Classics

Professor Tell Leads Design of a Hybrid Classics Course

From antiquity through the early 19th century, anyone studying the works of Plato began with a fourth-century text known as Alcibiades, says Hakan Tell, an associate professor of classics.

In the dialogue, Socrates, much like a modern first-year faculty adviser, tries to persuade the young Alcibiades (who would grow up to be a powerful, if traitorous, general and politician in Athens) of the value of what today might be called a liberal arts education.

But like Alcibiades the man, Alcibiades the text fell out of favor, and until recently scholars have questioned whether Plato even wrote it.

So when Sunoikisis—a national consortium of classics programs sponsored by Harvard’s Center for Hellenic Studies in Washington, D.C.—invited Tell to be the faculty consultant at a fourth-century Greek literature curriculum development seminar for liberal arts college faculty from around the country, he thought Alcibiades would be the perfect primary text to get the discussion started.

Code, Coins, and Classics

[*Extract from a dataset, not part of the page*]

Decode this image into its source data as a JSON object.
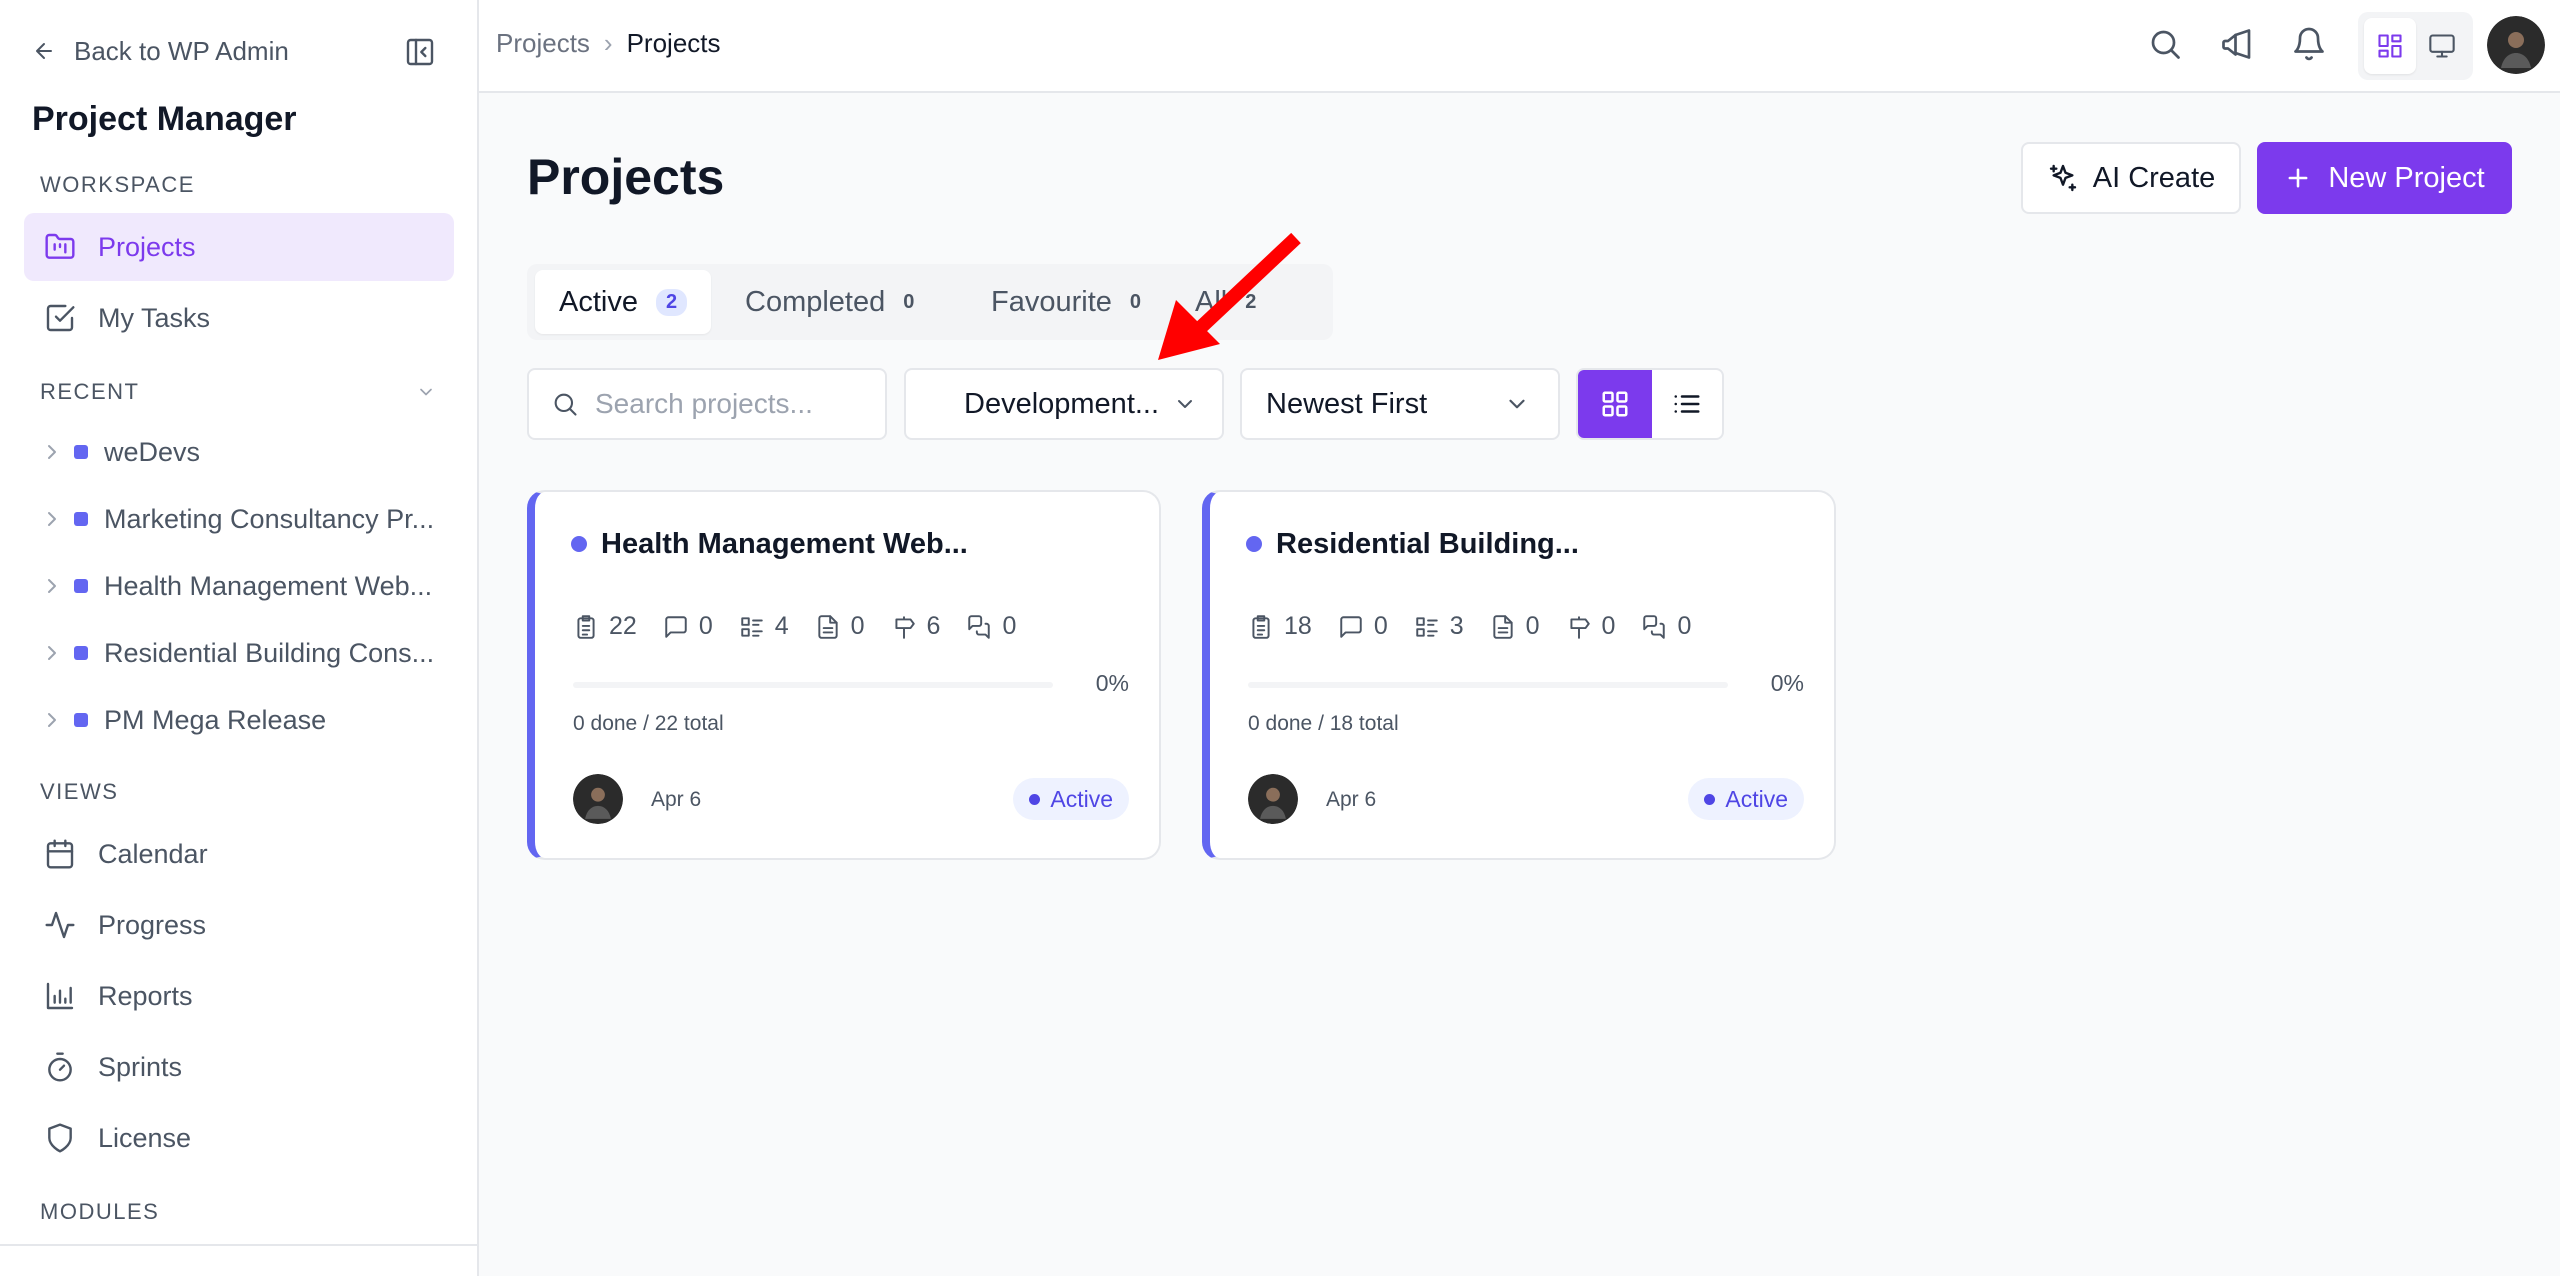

Diana Salsbury ’15, from Baltimore, Md., came to Dartmouth with a love of classics and discovered a passion for programming. Now the College’s only classics-computer science double major, she is a mentor at Dartmouth’s Digital Arts, Leadership, and Innovation Lab (DALI). She has helped design and build several computer apps, including Art2Artifact, an online database for categorizing and studying ancient Roman coins.
Diana Salsbury ’15, from Baltimore, Md., came to Dartmouth with a love of classics and discovered a passion for programming. Now the College’s only classics-computer science double major, she is a mentor at Dartmouth’s Digital Arts, Leadership, and Innovation Lab (DALI). She has helped design and build several computer apps, including Art2Artifact, an online database for categorizing and studying ancient Roman coins.